At the Glendale, Ariz., church, Bruce and Liana Lipps prepared a traditional meal, including matzoh ball soup, for more than 130 people who attended a Seder during the potluck time after worship. The Seder followed a liturgy that Jews have been using since before the time of Christ. It was led by Alan Reinach, director of the Church State Council, who connected the various elements of the service with the events of the Last Supper enjoyed by Jesus and his disciples. There were a number of Jewish people in attendance, some who had become Adventists, and who had not celebrated a Seder in many years. They became very emotional about connecting their own culture and history with their newly-cherished Christian faith.
Reinach flew home that evening to conduct a second Seder in Thousand Oaks, Calif., as a ministry of the Jewish Adventist ministry starting there, known as Congregation Beth Ohavey Torah, “The house of those who love the Torah.” Pastor Paul Lippi from New York recently began leading weekly services on Sabbath afternoons at the Thousand Oaks church, following a traditional Jewish liturgy, offering a contextualized outreach for Jews and Christians alike.
Meanwhile, Dr. John and Elizabeth Dexter from Santa Barbara conducted not one, but two Seders, thanks to weather related travel delays, in Sacramento and in Reno, Nev. Small groups retold the Passover story, and attendees got both physical and spiritual nourishment.
Tom Eisendrath hosted a Seder in Kauai, Hawaii, for many Jews from the community.
Althought Adventists do not believe celebration of the biblical festivals is a legal obligation, many report that doing so can be a spiritual blessing. Paul writes about keeping the Passover, and Ellen White compares camp meetings to the Feast of Tabernacles.

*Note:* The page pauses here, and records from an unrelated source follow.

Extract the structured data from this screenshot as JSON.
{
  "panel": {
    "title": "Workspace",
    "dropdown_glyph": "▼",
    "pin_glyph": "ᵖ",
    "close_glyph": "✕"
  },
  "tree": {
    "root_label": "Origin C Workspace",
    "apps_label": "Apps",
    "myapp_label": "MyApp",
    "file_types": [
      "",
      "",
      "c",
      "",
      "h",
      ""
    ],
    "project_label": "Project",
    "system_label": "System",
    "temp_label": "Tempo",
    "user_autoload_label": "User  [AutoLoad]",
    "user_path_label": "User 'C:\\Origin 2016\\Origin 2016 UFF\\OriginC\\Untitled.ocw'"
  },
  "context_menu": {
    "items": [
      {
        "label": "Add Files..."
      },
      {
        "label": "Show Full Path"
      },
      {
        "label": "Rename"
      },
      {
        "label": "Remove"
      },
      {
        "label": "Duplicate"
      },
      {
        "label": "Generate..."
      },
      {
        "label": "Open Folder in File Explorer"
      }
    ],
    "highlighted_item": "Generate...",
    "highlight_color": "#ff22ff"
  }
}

For Jews, the Passover Seder is the most popular holiday of the year, combining wonderful food, music, stories and tradition in a gathering of family and friends.
Because the Passover is so rich in spiritual blessings and outreach opportunities, Pastor Jeff Zaremsky, who leads two Jewish Adventist congregations in Florida, teamed up with White Horse Ministries to produce “The Ultimate Passover,” a DVD presentation of the spiritual significance of the Passover. It is a resource for any church or member who wants to understand the Passover or conduct a seder, and is available from White Horse Ministries and at Adventist Book Centers.
- Sheila on 25 Apr 2011The other day you advertised some information re: the Jewish Passover with material to be obtained. Would be interested in the material, as I have a Jewish background. Please reply